══ DATA EXCERPTS
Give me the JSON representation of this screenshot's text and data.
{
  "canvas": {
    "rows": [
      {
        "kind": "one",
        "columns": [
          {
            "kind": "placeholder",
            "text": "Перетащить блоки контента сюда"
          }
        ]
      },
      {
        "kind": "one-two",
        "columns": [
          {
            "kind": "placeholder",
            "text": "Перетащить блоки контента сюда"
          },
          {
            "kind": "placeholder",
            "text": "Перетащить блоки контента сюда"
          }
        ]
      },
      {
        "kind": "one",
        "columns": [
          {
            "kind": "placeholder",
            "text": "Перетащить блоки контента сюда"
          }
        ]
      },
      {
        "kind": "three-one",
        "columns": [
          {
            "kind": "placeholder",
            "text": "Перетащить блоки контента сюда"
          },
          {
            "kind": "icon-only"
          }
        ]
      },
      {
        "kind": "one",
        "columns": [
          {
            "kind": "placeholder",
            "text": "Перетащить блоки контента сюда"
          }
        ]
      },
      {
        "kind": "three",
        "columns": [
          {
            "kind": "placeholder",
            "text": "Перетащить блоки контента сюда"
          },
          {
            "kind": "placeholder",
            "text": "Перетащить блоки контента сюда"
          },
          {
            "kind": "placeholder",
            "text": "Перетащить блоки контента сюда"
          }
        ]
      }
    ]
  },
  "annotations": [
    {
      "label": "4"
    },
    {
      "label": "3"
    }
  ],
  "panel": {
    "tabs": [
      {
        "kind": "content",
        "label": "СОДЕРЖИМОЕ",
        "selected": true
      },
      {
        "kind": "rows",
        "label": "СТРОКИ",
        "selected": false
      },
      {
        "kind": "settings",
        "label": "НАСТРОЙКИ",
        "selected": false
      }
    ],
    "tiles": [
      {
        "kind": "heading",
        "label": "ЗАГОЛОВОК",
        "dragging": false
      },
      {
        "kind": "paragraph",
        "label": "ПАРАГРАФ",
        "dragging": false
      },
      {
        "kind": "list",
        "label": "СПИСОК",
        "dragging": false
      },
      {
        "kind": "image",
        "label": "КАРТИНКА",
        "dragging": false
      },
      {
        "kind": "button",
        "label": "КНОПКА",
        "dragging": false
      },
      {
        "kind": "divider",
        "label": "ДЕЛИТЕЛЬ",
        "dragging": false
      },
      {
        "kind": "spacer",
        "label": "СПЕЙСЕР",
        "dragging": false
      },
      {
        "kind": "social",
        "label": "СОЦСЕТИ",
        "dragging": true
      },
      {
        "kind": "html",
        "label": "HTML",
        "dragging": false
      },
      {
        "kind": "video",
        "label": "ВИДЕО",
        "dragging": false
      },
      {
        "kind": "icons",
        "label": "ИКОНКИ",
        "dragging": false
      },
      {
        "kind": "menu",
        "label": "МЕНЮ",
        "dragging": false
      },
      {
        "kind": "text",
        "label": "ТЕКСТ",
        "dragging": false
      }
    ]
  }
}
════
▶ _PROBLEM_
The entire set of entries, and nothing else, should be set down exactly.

▶ _TASK OUTPUT_
Give me the JSON representation of this screenshot's text and data.
{
  "canvas": {
    "rows": [
      {
        "kind": "one",
        "columns": [
          {
            "kind": "placeholder",
            "text": "Перетащить блоки контента сюда"
          }
        ]
      },
      {
        "kind": "one-two",
        "columns": [
          {
            "kind": "placeholder",
            "text": "Перетащить блоки контента сюда"
          },
          {
            "kind": "placeholder",
            "text": "Перетащить блоки контента сюда"
          }
        ]
      },
      {
        "kind": "one",
        "columns": [
          {
            "kind": "placeholder",
            "text": "Перетащить блоки контента сюда"
          }
        ]
      },
      {
        "kind": "three-one",
        "columns": [
          {
            "kind": "placeholder",
            "text": "Перетащить блоки контента сюда"
          },
          {
            "kind": "icon-only"
          }
        ]
      },
      {
        "kind": "one",
        "columns": [
          {
            "kind": "placeholder",
            "text": "Перетащить блоки контента сюда"
          }
        ]
      },
      {
        "kind": "three",
        "columns": [
          {
            "kind": "placeholder",
            "text": "Перетащить блоки контента сюда"
          },
          {
            "kind": "placeholder",
            "text": "Перетащить блоки контента сюда"
          },
          {
            "kind": "placeholder",
            "text": "Перетащить блоки контента сюда"
          }
        ]
      }
    ]
  },
  "annotations": [
    {
      "label": "4"
    },
    {
      "label": "3"
    }
  ],
  "panel": {
    "tabs": [
      {
        "kind": "content",
        "label": "СОДЕРЖИМОЕ",
        "selected": true
      },
      {
        "kind": "rows",
        "label": "СТРОКИ",
        "selected": false
      },
      {
        "kind": "settings",
        "label": "НАСТРОЙКИ",
        "selected": false
      }
    ],
    "tiles": [
      {
        "kind": "heading",
        "label": "ЗАГОЛОВОК",
        "dragging": false
      },
      {
        "kind": "paragraph",
        "label": "ПАРАГРАФ",
        "dragging": false
      },
      {
        "kind": "list",
        "label": "СПИСОК",
        "dragging": false
      },
      {
        "kind": "image",
        "label": "КАРТИНКА",
        "dragging": false
      },
      {
        "kind": "button",
        "label": "КНОПКА",
        "dragging": false
      },
      {
        "kind": "divider",
        "label": "ДЕЛИТЕЛЬ",
        "dragging": false
      },
      {
        "kind": "spacer",
        "label": "СПЕЙСЕР",
        "dragging": false
      },
      {
        "kind": "social",
        "label": "СОЦСЕТИ",
        "dragging": true
      },
      {
        "kind": "html",
        "label": "HTML",
        "dragging": false
      },
      {
        "kind": "video",
        "label": "ВИДЕО",
        "dragging": false
      },
      {
        "kind": "icons",
        "label": "ИКОНКИ",
        "dragging": false
      },
      {
        "kind": "menu",
        "label": "МЕНЮ",
        "dragging": false
      },
      {
        "kind": "text",
        "label": "ТЕКСТ",
        "dragging": false
      }
    ]
  }
}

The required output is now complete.